TASK TO CARRY OUT:
Leave out all pictures while repeating the records exactly and completely.

-- MATERIAL TO PROCESS follows --

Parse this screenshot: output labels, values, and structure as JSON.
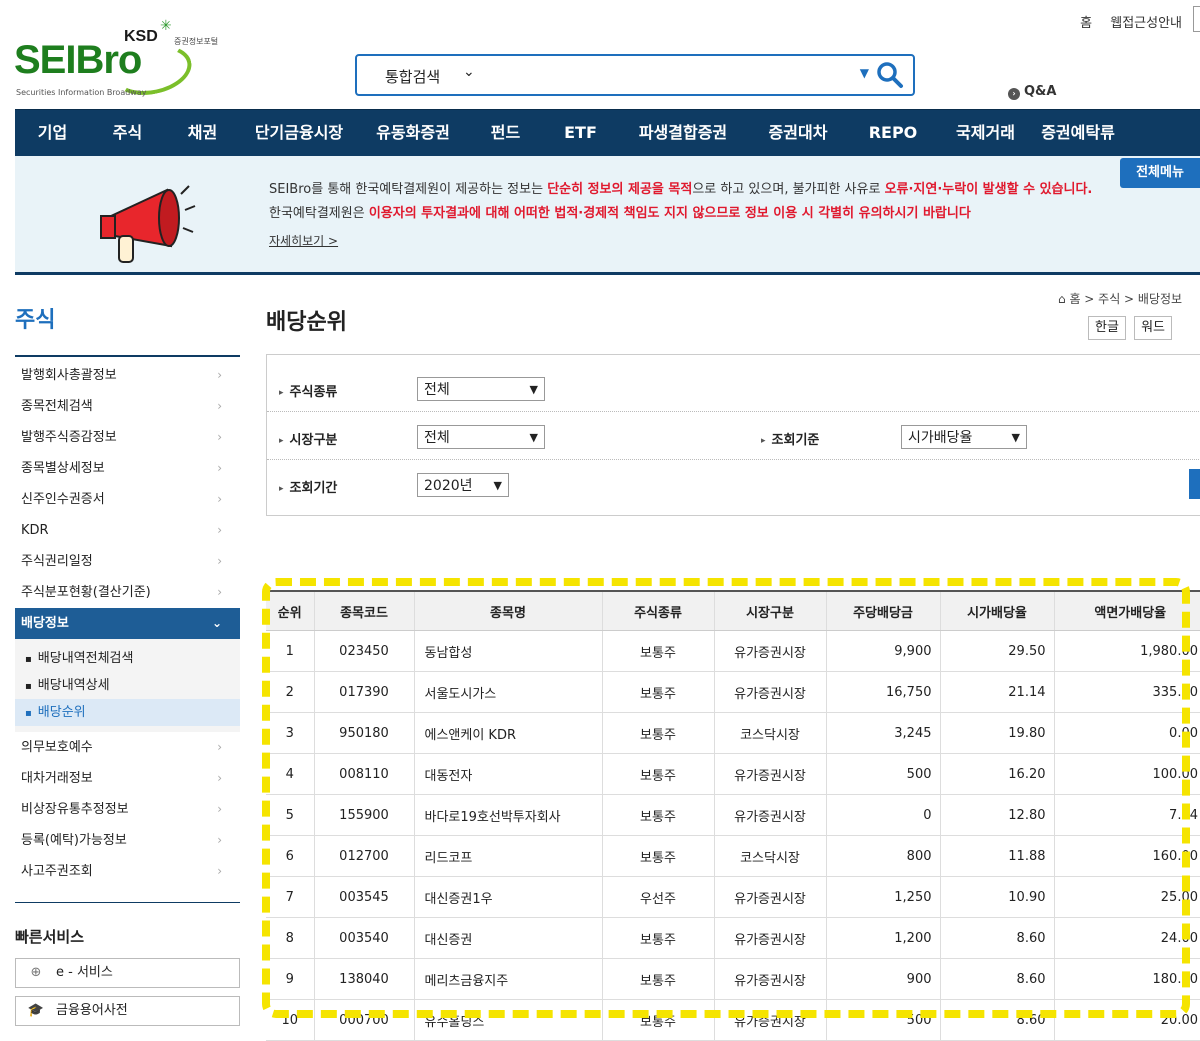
{
  "top_links": [
    "홈",
    "웹접근성안내"
  ],
  "logo": {
    "ksd": "KSD",
    "ksd_sub": "증권정보포털",
    "main": "SEIBro",
    "tagline": "Securities Information Broadway"
  },
  "search": {
    "scope": "통합검색",
    "value": ""
  },
  "qa_link": "Q&A",
  "nav": [
    "기업",
    "주식",
    "채권",
    "단기금융시장",
    "유동화증권",
    "펀드",
    "ETF",
    "파생결합증권",
    "증권대차",
    "REPO",
    "국제거래",
    "증권예탁류"
  ],
  "notice": {
    "line1_a": "SEIBro를 통해 한국예탁결제원이 제공하는 정보는 ",
    "line1_b": "단순히 정보의 제공을 목적",
    "line1_c": "으로 하고 있으며, 불가피한 사유로 ",
    "line1_d": "오류·지연·누락이 발생할 수 있습니다.",
    "line2_a": "한국예탁결제원은 ",
    "line2_b": "이용자의 투자결과에 대해 어떠한 법적·경제적 책임도 지지 않으므로 정보 이용 시 각별히 유의하시기 바랍니다",
    "more": "자세히보기  >",
    "full_menu": "전체메뉴"
  },
  "sidebar": {
    "title": "주식",
    "items_top": [
      "발행회사총괄정보",
      "종목전체검색",
      "발행주식증감정보",
      "종목별상세정보",
      "신주인수권증서",
      "KDR",
      "주식권리일정",
      "주식분포현황(결산기준)"
    ],
    "active": "배당정보",
    "sub": [
      "배당내역전체검색",
      "배당내역상세",
      "배당순위"
    ],
    "items_bottom": [
      "의무보호예수",
      "대차거래정보",
      "비상장유통추정정보",
      "등록(예탁)가능정보",
      "사고주권조회"
    ],
    "quick_title": "빠른서비스",
    "quick": [
      "e - 서비스",
      "금융용어사전"
    ]
  },
  "page": {
    "title": "배당순위",
    "breadcrumb": "홈 > 주식 > 배당정보",
    "downloads": [
      "한글",
      "워드"
    ]
  },
  "filters": {
    "stock_type": {
      "label": "주식종류",
      "value": "전체"
    },
    "market": {
      "label": "시장구분",
      "value": "전체"
    },
    "criteria": {
      "label": "조회기준",
      "value": "시가배당율"
    },
    "period": {
      "label": "조회기간",
      "value": "2020년"
    }
  },
  "table": {
    "headers": [
      "순위",
      "종목코드",
      "종목명",
      "주식종류",
      "시장구분",
      "주당배당금",
      "시가배당율",
      "액면가배당율"
    ],
    "rows": [
      [
        "1",
        "023450",
        "동남합성",
        "보통주",
        "유가증권시장",
        "9,900",
        "29.50",
        "1,980.00"
      ],
      [
        "2",
        "017390",
        "서울도시가스",
        "보통주",
        "유가증권시장",
        "16,750",
        "21.14",
        "335.00"
      ],
      [
        "3",
        "950180",
        "에스앤케이 KDR",
        "보통주",
        "코스닥시장",
        "3,245",
        "19.80",
        "0.00"
      ],
      [
        "4",
        "008110",
        "대동전자",
        "보통주",
        "유가증권시장",
        "500",
        "16.20",
        "100.00"
      ],
      [
        "5",
        "155900",
        "바다로19호선박투자회사",
        "보통주",
        "유가증권시장",
        "0",
        "12.80",
        "7.04"
      ],
      [
        "6",
        "012700",
        "리드코프",
        "보통주",
        "코스닥시장",
        "800",
        "11.88",
        "160.00"
      ],
      [
        "7",
        "003545",
        "대신증권1우",
        "우선주",
        "유가증권시장",
        "1,250",
        "10.90",
        "25.00"
      ],
      [
        "8",
        "003540",
        "대신증권",
        "보통주",
        "유가증권시장",
        "1,200",
        "8.60",
        "24.00"
      ],
      [
        "9",
        "138040",
        "메리츠금융지주",
        "보통주",
        "유가증권시장",
        "900",
        "8.60",
        "180.00"
      ],
      [
        "10",
        "000700",
        "유수홀딩스",
        "보통주",
        "유가증권시장",
        "500",
        "8.60",
        "20.00"
      ]
    ]
  },
  "colors": {
    "nav_bg": "#0e3b63",
    "accent": "#1e6fbd",
    "warning_red": "#e0192e",
    "highlight": "#f5e400"
  }
}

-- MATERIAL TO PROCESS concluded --

ANSWER FOR THIS EXERCISE:
Parse this screenshot: output labels, values, and structure as JSON.
{
  "top_links": [
    "홈",
    "웹접근성안내"
  ],
  "logo": {
    "ksd": "KSD",
    "ksd_sub": "증권정보포털",
    "main": "SEIBro",
    "tagline": "Securities Information Broadway"
  },
  "search": {
    "scope": "통합검색",
    "value": ""
  },
  "qa_link": "Q&A",
  "nav": [
    "기업",
    "주식",
    "채권",
    "단기금융시장",
    "유동화증권",
    "펀드",
    "ETF",
    "파생결합증권",
    "증권대차",
    "REPO",
    "국제거래",
    "증권예탁류"
  ],
  "notice": {
    "line1_a": "SEIBro를 통해 한국예탁결제원이 제공하는 정보는 ",
    "line1_b": "단순히 정보의 제공을 목적",
    "line1_c": "으로 하고 있으며, 불가피한 사유로 ",
    "line1_d": "오류·지연·누락이 발생할 수 있습니다.",
    "line2_a": "한국예탁결제원은 ",
    "line2_b": "이용자의 투자결과에 대해 어떠한 법적·경제적 책임도 지지 않으므로 정보 이용 시 각별히 유의하시기 바랍니다",
    "more": "자세히보기  >",
    "full_menu": "전체메뉴"
  },
  "sidebar": {
    "title": "주식",
    "items_top": [
      "발행회사총괄정보",
      "종목전체검색",
      "발행주식증감정보",
      "종목별상세정보",
      "신주인수권증서",
      "KDR",
      "주식권리일정",
      "주식분포현황(결산기준)"
    ],
    "active": "배당정보",
    "sub": [
      "배당내역전체검색",
      "배당내역상세",
      "배당순위"
    ],
    "items_bottom": [
      "의무보호예수",
      "대차거래정보",
      "비상장유통추정정보",
      "등록(예탁)가능정보",
      "사고주권조회"
    ],
    "quick_title": "빠른서비스",
    "quick": [
      "e - 서비스",
      "금융용어사전"
    ]
  },
  "page": {
    "title": "배당순위",
    "breadcrumb": "홈 > 주식 > 배당정보",
    "downloads": [
      "한글",
      "워드"
    ]
  },
  "filters": {
    "stock_type": {
      "label": "주식종류",
      "value": "전체"
    },
    "market": {
      "label": "시장구분",
      "value": "전체"
    },
    "criteria": {
      "label": "조회기준",
      "value": "시가배당율"
    },
    "period": {
      "label": "조회기간",
      "value": "2020년"
    }
  },
  "table": {
    "headers": [
      "순위",
      "종목코드",
      "종목명",
      "주식종류",
      "시장구분",
      "주당배당금",
      "시가배당율",
      "액면가배당율"
    ],
    "rows": [
      [
        "1",
        "023450",
        "동남합성",
        "보통주",
        "유가증권시장",
        "9,900",
        "29.50",
        "1,980.00"
      ],
      [
        "2",
        "017390",
        "서울도시가스",
        "보통주",
        "유가증권시장",
        "16,750",
        "21.14",
        "335.00"
      ],
      [
        "3",
        "950180",
        "에스앤케이 KDR",
        "보통주",
        "코스닥시장",
        "3,245",
        "19.80",
        "0.00"
      ],
      [
        "4",
        "008110",
        "대동전자",
        "보통주",
        "유가증권시장",
        "500",
        "16.20",
        "100.00"
      ],
      [
        "5",
        "155900",
        "바다로19호선박투자회사",
        "보통주",
        "유가증권시장",
        "0",
        "12.80",
        "7.04"
      ],
      [
        "6",
        "012700",
        "리드코프",
        "보통주",
        "코스닥시장",
        "800",
        "11.88",
        "160.00"
      ],
      [
        "7",
        "003545",
        "대신증권1우",
        "우선주",
        "유가증권시장",
        "1,250",
        "10.90",
        "25.00"
      ],
      [
        "8",
        "003540",
        "대신증권",
        "보통주",
        "유가증권시장",
        "1,200",
        "8.60",
        "24.00"
      ],
      [
        "9",
        "138040",
        "메리츠금융지주",
        "보통주",
        "유가증권시장",
        "900",
        "8.60",
        "180.00"
      ],
      [
        "10",
        "000700",
        "유수홀딩스",
        "보통주",
        "유가증권시장",
        "500",
        "8.60",
        "20.00"
      ]
    ]
  },
  "colors": {
    "nav_bg": "#0e3b63",
    "accent": "#1e6fbd",
    "warning_red": "#e0192e",
    "highlight": "#f5e400"
  }
}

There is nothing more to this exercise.